We have increased some cases to 40 and 41 millimeters, said Carla Uzel, a spokeswoman for Rolex Watch U.S.A., adding that while the standard size for classics like the Oyster Perpetual or the Air King have held steady at 36 millimeters, watches like the Yacht-Master II and the Deepsea come in outsize 44-millimeter cases. But these are professional watches that serve a specific purpose, she said.
The Deepsea, in other words, is functional underwater to a depth of 12,800 feet, useful perhaps if the owner plans to dive the Marianas Trench.
Thats for a guy with a bathyscaph in his yard, said Terry Betteridge, the chief executive of Betteridge jewelers in Greenwich, Conn.

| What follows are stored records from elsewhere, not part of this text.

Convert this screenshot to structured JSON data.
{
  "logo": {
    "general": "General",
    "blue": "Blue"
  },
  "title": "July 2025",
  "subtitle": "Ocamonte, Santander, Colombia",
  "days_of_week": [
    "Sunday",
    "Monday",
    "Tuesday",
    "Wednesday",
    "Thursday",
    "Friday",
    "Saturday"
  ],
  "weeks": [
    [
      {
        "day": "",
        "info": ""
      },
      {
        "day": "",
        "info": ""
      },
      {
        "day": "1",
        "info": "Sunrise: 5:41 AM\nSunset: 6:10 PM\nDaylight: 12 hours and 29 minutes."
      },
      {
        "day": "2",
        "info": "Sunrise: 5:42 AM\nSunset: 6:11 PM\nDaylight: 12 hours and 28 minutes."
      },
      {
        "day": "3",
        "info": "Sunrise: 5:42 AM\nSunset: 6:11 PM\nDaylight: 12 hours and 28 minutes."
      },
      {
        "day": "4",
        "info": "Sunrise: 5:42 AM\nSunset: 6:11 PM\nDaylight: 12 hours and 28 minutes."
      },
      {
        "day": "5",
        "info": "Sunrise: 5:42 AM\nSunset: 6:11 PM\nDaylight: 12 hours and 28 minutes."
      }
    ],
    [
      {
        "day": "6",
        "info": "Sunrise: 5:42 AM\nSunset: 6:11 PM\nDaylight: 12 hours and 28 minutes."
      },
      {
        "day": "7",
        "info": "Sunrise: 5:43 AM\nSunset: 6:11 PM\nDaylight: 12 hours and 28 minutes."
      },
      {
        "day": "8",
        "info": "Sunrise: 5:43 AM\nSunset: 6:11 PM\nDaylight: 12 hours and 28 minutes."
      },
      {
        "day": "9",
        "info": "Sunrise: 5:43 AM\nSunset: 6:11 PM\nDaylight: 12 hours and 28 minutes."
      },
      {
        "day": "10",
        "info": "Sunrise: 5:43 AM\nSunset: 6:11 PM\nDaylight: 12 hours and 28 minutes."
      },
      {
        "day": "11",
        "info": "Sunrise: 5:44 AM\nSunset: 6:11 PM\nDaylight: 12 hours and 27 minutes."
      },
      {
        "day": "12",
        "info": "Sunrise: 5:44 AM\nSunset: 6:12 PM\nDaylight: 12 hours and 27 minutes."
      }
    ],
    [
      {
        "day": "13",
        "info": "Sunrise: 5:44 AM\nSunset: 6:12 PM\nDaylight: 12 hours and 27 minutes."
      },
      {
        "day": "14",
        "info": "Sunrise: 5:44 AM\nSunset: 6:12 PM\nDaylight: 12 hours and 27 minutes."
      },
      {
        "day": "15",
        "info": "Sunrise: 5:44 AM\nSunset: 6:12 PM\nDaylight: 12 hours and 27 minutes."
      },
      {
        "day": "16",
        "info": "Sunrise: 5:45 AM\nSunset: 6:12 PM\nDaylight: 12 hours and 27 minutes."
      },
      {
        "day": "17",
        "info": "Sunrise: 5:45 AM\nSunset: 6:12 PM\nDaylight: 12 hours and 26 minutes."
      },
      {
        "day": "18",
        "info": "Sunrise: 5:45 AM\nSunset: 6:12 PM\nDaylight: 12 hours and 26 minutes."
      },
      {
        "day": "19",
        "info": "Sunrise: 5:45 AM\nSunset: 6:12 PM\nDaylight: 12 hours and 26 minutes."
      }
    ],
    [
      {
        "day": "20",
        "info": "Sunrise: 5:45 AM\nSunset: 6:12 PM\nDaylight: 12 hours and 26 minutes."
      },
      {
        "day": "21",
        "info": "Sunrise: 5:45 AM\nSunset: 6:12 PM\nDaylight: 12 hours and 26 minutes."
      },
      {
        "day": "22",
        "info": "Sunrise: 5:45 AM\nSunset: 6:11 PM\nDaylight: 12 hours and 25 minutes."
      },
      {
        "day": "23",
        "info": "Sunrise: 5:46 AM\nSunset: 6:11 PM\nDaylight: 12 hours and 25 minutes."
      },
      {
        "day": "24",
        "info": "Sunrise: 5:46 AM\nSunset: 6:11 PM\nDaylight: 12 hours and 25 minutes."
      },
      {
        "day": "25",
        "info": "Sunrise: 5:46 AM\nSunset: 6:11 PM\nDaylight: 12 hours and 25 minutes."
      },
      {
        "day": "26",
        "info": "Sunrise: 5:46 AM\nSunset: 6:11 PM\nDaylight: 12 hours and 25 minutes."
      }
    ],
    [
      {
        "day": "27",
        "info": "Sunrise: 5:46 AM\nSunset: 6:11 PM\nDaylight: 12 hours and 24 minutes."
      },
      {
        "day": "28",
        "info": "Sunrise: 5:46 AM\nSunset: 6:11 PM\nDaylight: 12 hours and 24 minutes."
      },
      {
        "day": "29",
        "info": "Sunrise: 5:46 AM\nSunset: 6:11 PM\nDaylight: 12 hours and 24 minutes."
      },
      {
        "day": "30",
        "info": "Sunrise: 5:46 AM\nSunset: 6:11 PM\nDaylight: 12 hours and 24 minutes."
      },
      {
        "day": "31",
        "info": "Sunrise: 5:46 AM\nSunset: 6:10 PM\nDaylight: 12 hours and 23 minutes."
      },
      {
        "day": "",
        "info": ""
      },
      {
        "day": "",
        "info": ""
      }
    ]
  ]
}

As with hemlines, watches are far from immune to the whims of fashion, and hints of a countertrend emerged last March at the Baselworld watch fair, where watchmakers previewed a variety of slimmed-down timepieces.
For now, though, the big watch holds steady as an acceptable symbol of status. You cant really do that with a car anymore, said Watts Wacker, the chief executive of FirstMatter, a marketing consultancy.
You cant reasonably be out looking for a Humvee, he added. But you can have a Humvee watch.
Yet another reason not to read The Times anymore.
|December 26 2011, 7:39 PM |
Dick Tracy-sized watches have been so '00 since....well, 2000.
Re: "Is it bigger than a breadbox?"
|December 27 2011, 7:24 AM |
Never a fan of the NY Times, but they are right. The classy elegance of watches is being lost in the dinner plates people like to put on their wrists. Even Rolex's modern offerings, at 42mm and the "maxi case" look completely unbalanced compared to their earlier counterparts. And look at IWC, as cited by the author. Beautiful dials and designs, but many are at 44mm!
The good news is...the trend is now heading back
|December 27 2011, 9:54 AM |
the other way with many of the top end makers offering thinner models with ultra thin movements. Hang on to those old 36 mm and 34 mm Rolexes...they be back in style very soon...and the large case watches will be as hard to get rid of as 80s Leisure suits.
|December 27 2011, 10:30 AM |
Exactly what I thought about ostentatious, large-case watches! Perfect analogy!
Asia Observation: Is bigger any better :)?
|December 27 2011, 8:42 PM |
Though personally my preference for an everyday watch is a 37mm case size, I have observed the successful transformation/marketing of larger case sizes to the Asian consumer - and lets be honest and grateful who is driving luxury watch sales today
regardless of their preference. Cartier has been extremely successful with their larger size Ballon Bleu 42mm, and also seen quite a few movers in the extra larger 46mm size.
Panerai has been extremely successful once again with their 2011 SIHH launch as seen with the 372, bronzo 382, and even the 390. Risti is blowing up with thousands of proud new owners...I must admit I have fended off several panerai urges even a 3646 purchase the last few months. When I thought Panerai was slowing and just being used to fund the Cartier double barrel movements, I am always reminded of how strong their following is with the Risti crowd and events. Well done.
Also we can observe the redesign and popularity of the Patek Nautilus, Jumbo Aquanaut...explosion of Bell & Ross like Panerai in the early 2000... great price point...and size..ha
In the end there is always "vintage" models for us to collect and life is a circle as some of the responses here suggest. We do see a strong movement in the slim development and refined case size in the future.